====== INFORMATION SHOWN
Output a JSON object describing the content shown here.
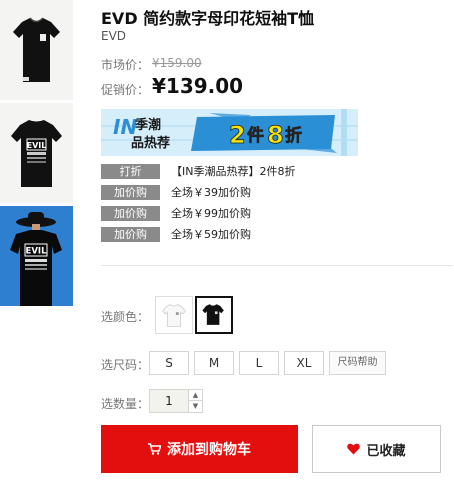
{
  "product": {
    "title": "EVD 简约款字母印花短袖T恤",
    "brand": "EVD",
    "market_price_label": "市场价：",
    "market_price": "¥159.00",
    "promo_price_label": "促销价：",
    "promo_price": "¥139.00"
  },
  "banner": {
    "in_text": "IN",
    "line1": "季潮",
    "line2": "品热荐",
    "num1": "2",
    "word1": "件",
    "num2": "8",
    "word2": "折"
  },
  "promotions": [
    {
      "tag": "打折",
      "text": "【IN季潮品热荐】2件8折"
    },
    {
      "tag": "加价购",
      "text": "全场￥39加价购"
    },
    {
      "tag": "加价购",
      "text": "全场￥99加价购"
    },
    {
      "tag": "加价购",
      "text": "全场￥59加价购"
    }
  ],
  "options": {
    "color_label": "选颜色：",
    "size_label": "选尺码：",
    "sizes": [
      "S",
      "M",
      "L",
      "XL"
    ],
    "size_help": "尺码帮助",
    "qty_label": "选数量：",
    "qty_value": "1"
  },
  "actions": {
    "add_to_cart": "添加到购物车",
    "favorited": "已收藏"
  },
  "thumb_text": {
    "evil": "EVIL"
  },
  "colors": {
    "accent_red": "#e30e0e",
    "tag_gray": "#8a8a8a",
    "banner_blue": "#2b8fd6",
    "banner_yellow": "#f7e400"
  }
}
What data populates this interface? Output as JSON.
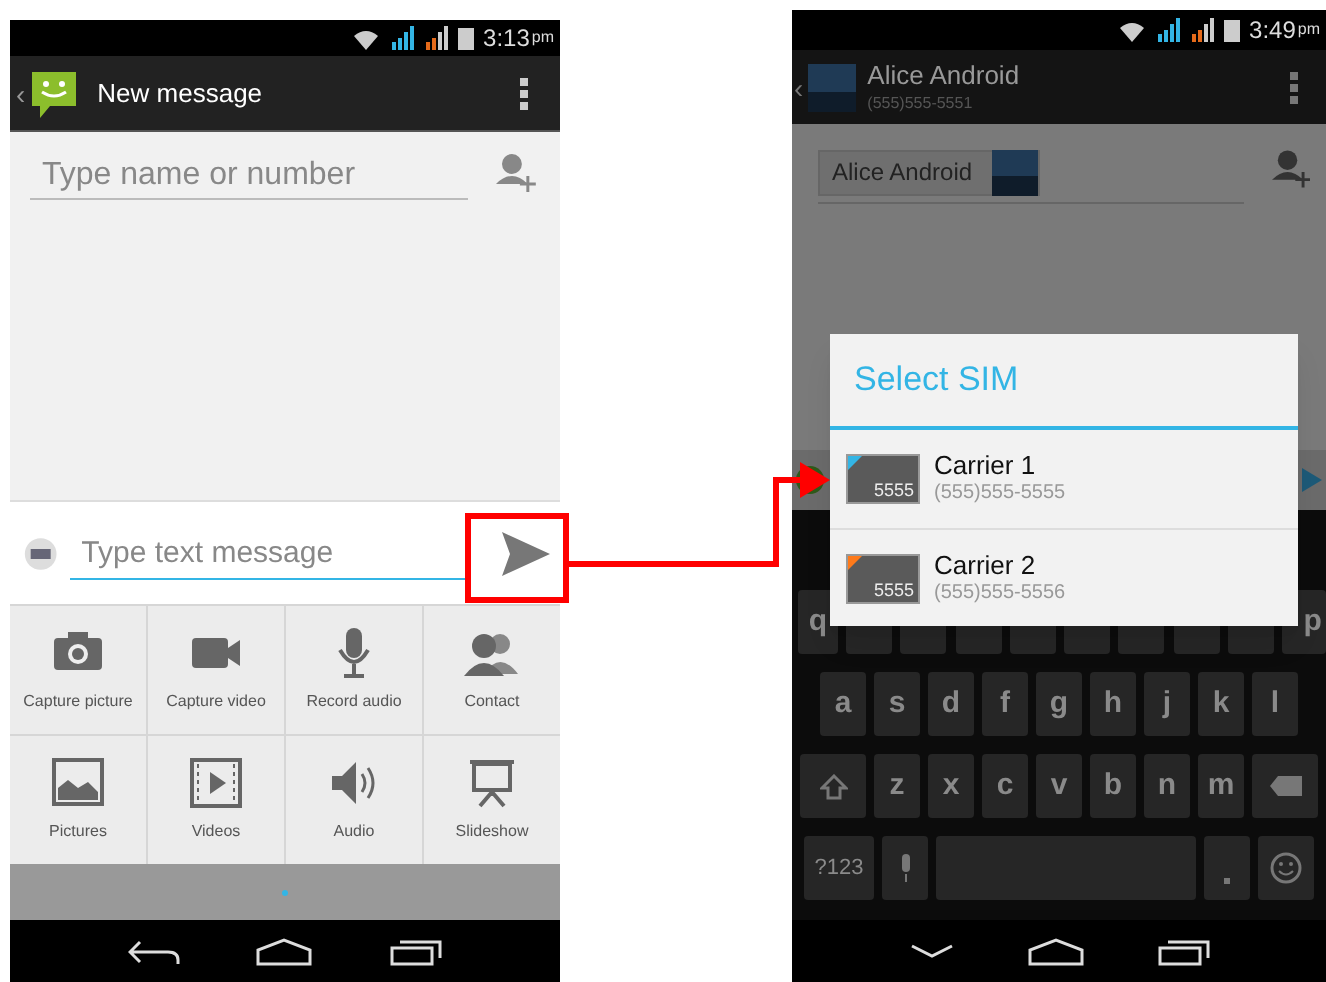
{
  "left_phone": {
    "status_bar": {
      "time": "3:13",
      "ampm": "pm"
    },
    "action_bar": {
      "back": "‹",
      "title": "New message"
    },
    "recipient_field": {
      "placeholder": "Type name or number"
    },
    "compose": {
      "placeholder": "Type text message",
      "highlighted": true
    },
    "attachments": [
      {
        "label": "Capture picture",
        "kind": "camera"
      },
      {
        "label": "Capture video",
        "kind": "video"
      },
      {
        "label": "Record audio",
        "kind": "mic"
      },
      {
        "label": "Contact",
        "kind": "contact"
      },
      {
        "label": "Pictures",
        "kind": "picture"
      },
      {
        "label": "Videos",
        "kind": "film"
      },
      {
        "label": "Audio",
        "kind": "speaker"
      },
      {
        "label": "Slideshow",
        "kind": "slideshow"
      }
    ]
  },
  "right_phone": {
    "status_bar": {
      "time": "3:49",
      "ampm": "pm"
    },
    "action_bar": {
      "back": "‹",
      "title": "Alice Android",
      "subtitle": "(555)555-5551"
    },
    "recipient_chip": "Alice Android",
    "dialog": {
      "title": "Select SIM",
      "sims": [
        {
          "name": "Carrier 1",
          "number": "(555)555-5555",
          "badge": "5555",
          "color": "#33b5e5"
        },
        {
          "name": "Carrier 2",
          "number": "(555)555-5556",
          "badge": "5555",
          "color": "#ff7a1a"
        }
      ]
    },
    "keyboard": {
      "top_row_first": "q",
      "top_row_last": "p",
      "home_row": [
        "a",
        "s",
        "d",
        "f",
        "g",
        "h",
        "j",
        "k",
        "l"
      ],
      "lower_row": [
        "z",
        "x",
        "c",
        "v",
        "b",
        "n",
        "m"
      ],
      "symbols_key": "?123"
    }
  }
}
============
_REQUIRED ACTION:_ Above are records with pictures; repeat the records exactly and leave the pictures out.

_WORKED SOLUTION:_
Output a JSON object describing the content shown here.
{
  "product": {
    "title": "EVD 简约款字母印花短袖T恤",
    "brand": "EVD",
    "market_price_label": "市场价：",
    "market_price": "¥159.00",
    "promo_price_label": "促销价：",
    "promo_price": "¥139.00"
  },
  "banner": {
    "in_text": "IN",
    "line1": "季潮",
    "line2": "品热荐",
    "num1": "2",
    "word1": "件",
    "num2": "8",
    "word2": "折"
  },
  "promotions": [
    {
      "tag": "打折",
      "text": "【IN季潮品热荐】2件8折"
    },
    {
      "tag": "加价购",
      "text": "全场￥39加价购"
    },
    {
      "tag": "加价购",
      "text": "全场￥99加价购"
    },
    {
      "tag": "加价购",
      "text": "全场￥59加价购"
    }
  ],
  "options": {
    "color_label": "选颜色：",
    "size_label": "选尺码：",
    "sizes": [
      "S",
      "M",
      "L",
      "XL"
    ],
    "size_help": "尺码帮助",
    "qty_label": "选数量：",
    "qty_value": "1"
  },
  "actions": {
    "add_to_cart": "添加到购物车",
    "favorited": "已收藏"
  },
  "thumb_text": {
    "evil": "EVIL"
  },
  "colors": {
    "accent_red": "#e30e0e",
    "tag_gray": "#8a8a8a",
    "banner_blue": "#2b8fd6",
    "banner_yellow": "#f7e400"
  }
}
What data populates this interface? Output as JSON.
{
  "left_phone": {
    "status_bar": {
      "time": "3:13",
      "ampm": "pm"
    },
    "action_bar": {
      "back": "‹",
      "title": "New message"
    },
    "recipient_field": {
      "placeholder": "Type name or number"
    },
    "compose": {
      "placeholder": "Type text message",
      "highlighted": true
    },
    "attachments": [
      {
        "label": "Capture picture",
        "kind": "camera"
      },
      {
        "label": "Capture video",
        "kind": "video"
      },
      {
        "label": "Record audio",
        "kind": "mic"
      },
      {
        "label": "Contact",
        "kind": "contact"
      },
      {
        "label": "Pictures",
        "kind": "picture"
      },
      {
        "label": "Videos",
        "kind": "film"
      },
      {
        "label": "Audio",
        "kind": "speaker"
      },
      {
        "label": "Slideshow",
        "kind": "slideshow"
      }
    ]
  },
  "right_phone": {
    "status_bar": {
      "time": "3:49",
      "ampm": "pm"
    },
    "action_bar": {
      "back": "‹",
      "title": "Alice Android",
      "subtitle": "(555)555-5551"
    },
    "recipient_chip": "Alice Android",
    "dialog": {
      "title": "Select SIM",
      "sims": [
        {
          "name": "Carrier 1",
          "number": "(555)555-5555",
          "badge": "5555",
          "color": "#33b5e5"
        },
        {
          "name": "Carrier 2",
          "number": "(555)555-5556",
          "badge": "5555",
          "color": "#ff7a1a"
        }
      ]
    },
    "keyboard": {
      "top_row_first": "q",
      "top_row_last": "p",
      "home_row": [
        "a",
        "s",
        "d",
        "f",
        "g",
        "h",
        "j",
        "k",
        "l"
      ],
      "lower_row": [
        "z",
        "x",
        "c",
        "v",
        "b",
        "n",
        "m"
      ],
      "symbols_key": "?123"
    }
  }
}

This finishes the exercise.